When we began doing water damage restoration 20 years ago, there wasn’t much science and practical application involved. A home was flooded with water from one of many causes, we extracted, and placed water damage drying equipment to dry everything. It wasn’t long after we began that mold concerns became rampant and the EPA began discussing the need for drying a flooded home properly after a water damage or sewage damage occurrence. One thing was for sure, if the water restoration contractor did not dry the house properly, mold would begin to grow quickly and fiercely. That meant a good water extraction was not enough to stop the consequences of a flooded house. Even worse, much of the mold growth was happening inside the wall cavity rather than where the occupants could see it.

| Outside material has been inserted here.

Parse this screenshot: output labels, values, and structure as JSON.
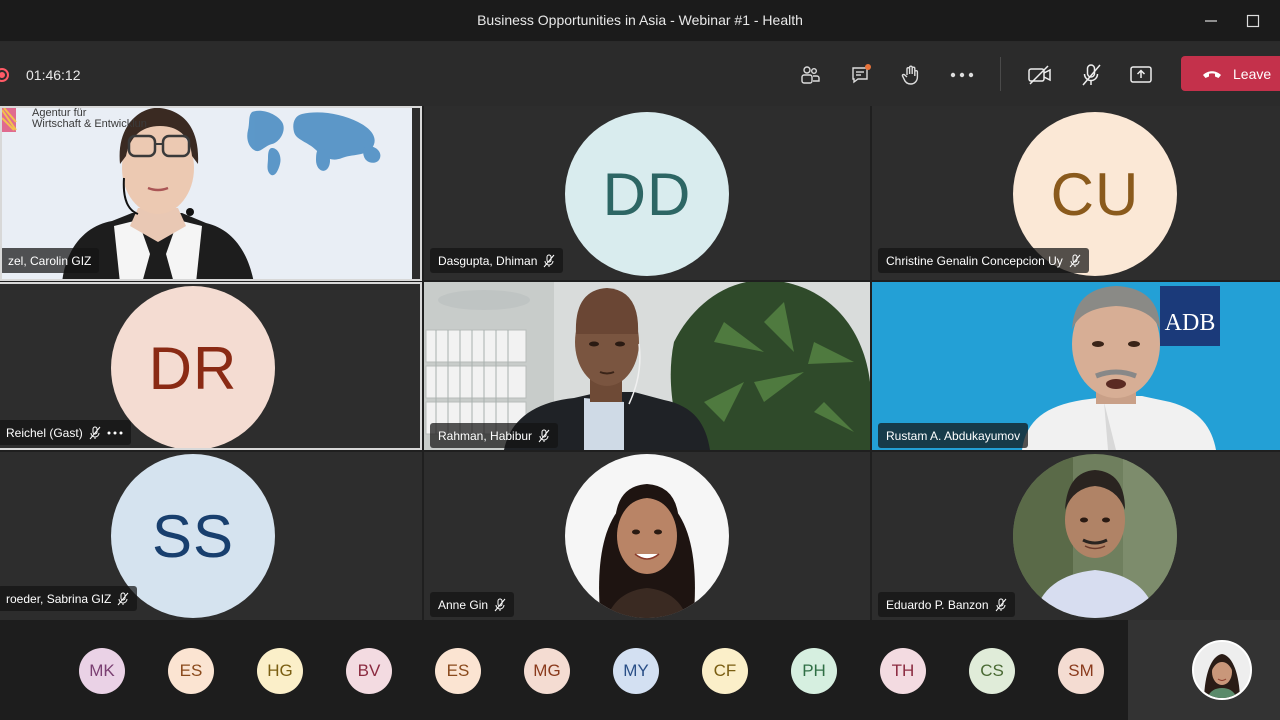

Most people would say that if they can’t see it, and it is in the wall cavity; why worry about the consequences of water damage. Honestly, we should worry because by the time it begins to creep out onto the walls where it can be seen, mold has already become a very serious problem inside the water damaged wall cavity. That extensive growth requires a full blown mold remediation most times, complete with Tyvek suits and containments. The interesting thing is that a costly, and mostly uninsured, mold remediation is absolutely preventable with a proper home drying. Proper is the actual key word here because drying a water damage occurrence is not always done fully or properly when homeowners do it themselves.

Many homeowners feel that if the water is removed, the work of water damage cleanup is done. This is because it is difficult to see or feel the extent of the saturation of water in building materials without moisture detection equipment used in the water damage industry. What follows is that either the homeowner will attempt to remove the water and simply place household fans around, with or without removing drywall; or they will tell the water damage restoration contractor to leave when the water is extracted and before equipment is placed. The paradox here is that these decisions are made to save time and money. In some cases, they may have done just that. However, in most cases, the resulting long term water damage is both costly and time consuming in addition to being inconvenient and stressful. Added to that is the fact that the cost of mold remediation consequent of an improperly dried flood damage will likely not be covered by insurance policies because the water damage or sewage damage was not dried properly to begin with.

You have probably noticed by now that it is not the water removal service that is the important part of taking care of water damage. It is actually the drying part that makes your home safe from long term mold or building material damage. In fact, there is no time to waste when it comes to drying a water damaged home. Mold begins to start growing within 24 hours and continues “growing like a weed” damaging building materials as it spreads.

Water damage restoration companies spend a tremendous amount of money on drying equipment for a very good reason. They dry quickly, effectively, and safely. After all, think about it, if we could just use household fans and a couple of blowers, we would save a tremendous amount of money on equipment. If I though those types of equipment did an effective job, I would be all over saving money by purchasing those at less than $50 each rather than a $300-400 blower and $3000 dehumidifiers. However, I know the importance of having industrial equipment to keep your home safe and dry. Further, all of the equipment works together to both dry the structural materials (blowers), remove the moisture from the air as the wet materials dry and the water from them turns to vapor (dehumidifiers), and clean the air to prevent allergens that permeate through the air during drying (air scrubbers).

I know what you’re thinking…but the cost!!! Insurance covers water damage and structural drying and they are very aware of the high cost. In fact, the bigger insurance companies are the ones that set the industry standard pricing. Maybe you are worried about the deductible. There are two things to consider here. The first is that the potential consequential cost of long term damage will be higher than your deductible, typically. Second, most deductibles are not subtracted from the water damage restoration bill when a flood damage restoration company bills directly to the insurance. The insurance company will typically subtract the deductible from the repair invoice for things like cabinets and repainting. If you are dead set on doing work yourself, you will probably be doing this anyway.

So what is the take away? If you have insurance, call the professionals that will bill your insurance directly. This will reduce the work that you have to do yourself, dry your home faster getting it back to livable condition, save you time, and save you money and headache in the long run.

This article was submitted by a Guest Author of the Above Board Chamber.